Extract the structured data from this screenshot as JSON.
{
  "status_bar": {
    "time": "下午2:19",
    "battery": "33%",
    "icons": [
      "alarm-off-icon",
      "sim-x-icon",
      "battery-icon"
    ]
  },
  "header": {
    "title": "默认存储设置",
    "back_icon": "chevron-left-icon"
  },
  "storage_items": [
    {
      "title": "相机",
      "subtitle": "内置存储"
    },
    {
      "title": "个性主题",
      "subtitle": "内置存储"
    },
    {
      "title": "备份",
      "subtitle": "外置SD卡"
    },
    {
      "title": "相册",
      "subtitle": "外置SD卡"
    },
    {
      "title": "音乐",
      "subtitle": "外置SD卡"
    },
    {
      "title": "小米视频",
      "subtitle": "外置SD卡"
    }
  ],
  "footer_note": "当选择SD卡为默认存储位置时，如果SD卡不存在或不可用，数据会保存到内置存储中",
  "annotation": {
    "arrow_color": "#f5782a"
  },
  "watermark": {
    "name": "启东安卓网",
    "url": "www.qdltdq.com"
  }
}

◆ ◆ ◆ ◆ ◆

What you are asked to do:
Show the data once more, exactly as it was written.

Answer space:
Extract the structured data from this screenshot as JSON.
{
  "status_bar": {
    "time": "下午2:19",
    "battery": "33%",
    "icons": [
      "alarm-off-icon",
      "sim-x-icon",
      "battery-icon"
    ]
  },
  "header": {
    "title": "默认存储设置",
    "back_icon": "chevron-left-icon"
  },
  "storage_items": [
    {
      "title": "相机",
      "subtitle": "内置存储"
    },
    {
      "title": "个性主题",
      "subtitle": "内置存储"
    },
    {
      "title": "备份",
      "subtitle": "外置SD卡"
    },
    {
      "title": "相册",
      "subtitle": "外置SD卡"
    },
    {
      "title": "音乐",
      "subtitle": "外置SD卡"
    },
    {
      "title": "小米视频",
      "subtitle": "外置SD卡"
    }
  ],
  "footer_note": "当选择SD卡为默认存储位置时，如果SD卡不存在或不可用，数据会保存到内置存储中",
  "annotation": {
    "arrow_color": "#f5782a"
  },
  "watermark": {
    "name": "启东安卓网",
    "url": "www.qdltdq.com"
  }
}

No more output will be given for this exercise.